So far, we’ve relied on Optical Image Stabilization, generally known as OIS. Initially, we had only 2 axis stabilization which corrected for the horizontal and vertical shakes (X and Y axis) until the pioneers like Lumia 1020 came along with their motorized 3 axis OIS which changed the landscape of mobile photography.
Oppo aims to revolutionize the mobile industry’s image stabilization by introducing the sensor based image stabilization in a mobile for the first time dubbed as the Oppo SmartSensors. Oppo also claims that it is the smallest sensor based image stabilizer in the world.
Here’s how the SmartSensor Works
The Oppo SmartSensor is an image stabilization unit that features vibration correction for the pitch, yaw and the roll axis which are generally not possible in the OIS (which is also a reason for the screen tearing or distortion effect most OIS units produce while panning in a video.
The compensations are made in split-seconds through a comb-shaped MEMS (short for micro electro mechanical system) which is voltage driven.

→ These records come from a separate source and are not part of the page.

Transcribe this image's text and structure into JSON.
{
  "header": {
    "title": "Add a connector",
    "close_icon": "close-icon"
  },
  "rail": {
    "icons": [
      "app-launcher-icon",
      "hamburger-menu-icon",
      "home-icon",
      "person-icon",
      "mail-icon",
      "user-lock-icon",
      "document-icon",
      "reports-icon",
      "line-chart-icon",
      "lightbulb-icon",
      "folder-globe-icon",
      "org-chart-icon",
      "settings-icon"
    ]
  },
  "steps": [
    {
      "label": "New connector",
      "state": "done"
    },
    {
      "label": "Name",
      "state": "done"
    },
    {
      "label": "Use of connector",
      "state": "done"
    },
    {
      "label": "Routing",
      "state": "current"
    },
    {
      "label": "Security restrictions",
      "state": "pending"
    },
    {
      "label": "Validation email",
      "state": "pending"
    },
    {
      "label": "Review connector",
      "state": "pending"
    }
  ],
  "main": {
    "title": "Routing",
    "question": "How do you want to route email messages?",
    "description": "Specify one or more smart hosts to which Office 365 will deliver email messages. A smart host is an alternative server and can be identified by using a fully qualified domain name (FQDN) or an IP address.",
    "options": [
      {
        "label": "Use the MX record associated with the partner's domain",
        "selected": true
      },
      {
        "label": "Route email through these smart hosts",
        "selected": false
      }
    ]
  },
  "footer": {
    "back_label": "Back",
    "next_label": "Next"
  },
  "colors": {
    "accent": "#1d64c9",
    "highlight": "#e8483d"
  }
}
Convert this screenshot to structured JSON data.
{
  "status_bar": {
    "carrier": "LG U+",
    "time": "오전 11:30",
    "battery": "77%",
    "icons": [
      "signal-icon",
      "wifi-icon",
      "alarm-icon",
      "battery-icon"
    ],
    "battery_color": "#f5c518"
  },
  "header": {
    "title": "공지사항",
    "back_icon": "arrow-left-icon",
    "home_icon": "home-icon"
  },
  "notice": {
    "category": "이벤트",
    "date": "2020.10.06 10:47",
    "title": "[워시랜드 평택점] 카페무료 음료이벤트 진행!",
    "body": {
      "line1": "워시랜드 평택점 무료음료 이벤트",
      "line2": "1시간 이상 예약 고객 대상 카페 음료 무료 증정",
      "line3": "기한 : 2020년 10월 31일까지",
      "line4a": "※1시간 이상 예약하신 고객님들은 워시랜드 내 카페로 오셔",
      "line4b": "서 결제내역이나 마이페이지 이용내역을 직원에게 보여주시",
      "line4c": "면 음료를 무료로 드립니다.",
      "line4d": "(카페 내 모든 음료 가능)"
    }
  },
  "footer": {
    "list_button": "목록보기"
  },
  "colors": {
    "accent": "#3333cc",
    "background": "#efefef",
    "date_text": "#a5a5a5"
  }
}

This method of 3 axis compensation is generally implemented in milliseconds to ensure that the captured image or video does not suffer from distortions or screen tearing caused by capturing the image when the sensor is attempting to correct the vibrations.
Oppo also claims that is less taxing on the power source and consumes less power when compared to the conventional OIS. Oppos also showcased a live demo where the SmartSensor took on the LG G4 which has LG’s OIS 2.0 (3 axis OIS) on a moving rig. The end result suggested that Oppo’s sensor has the edge over the LG G4.
While it is certainly commendable that Oppo innovating and changing the mobile landscape, be it the VOOC charging or the SmartSensor, but we cannot draw a concrete conclusion until these technologies make it into end products.
While the SmartSensor did seem to have an edge over the LG G4’s OIS implementation, the whole experiment was a controlled one and real life scenarios may or may not result in a different story.
So far, the SmartSensor looks very promising and if can keep up its edge over the conventional OIS in real life scenarios, then Oppo truly has a gem in its hands.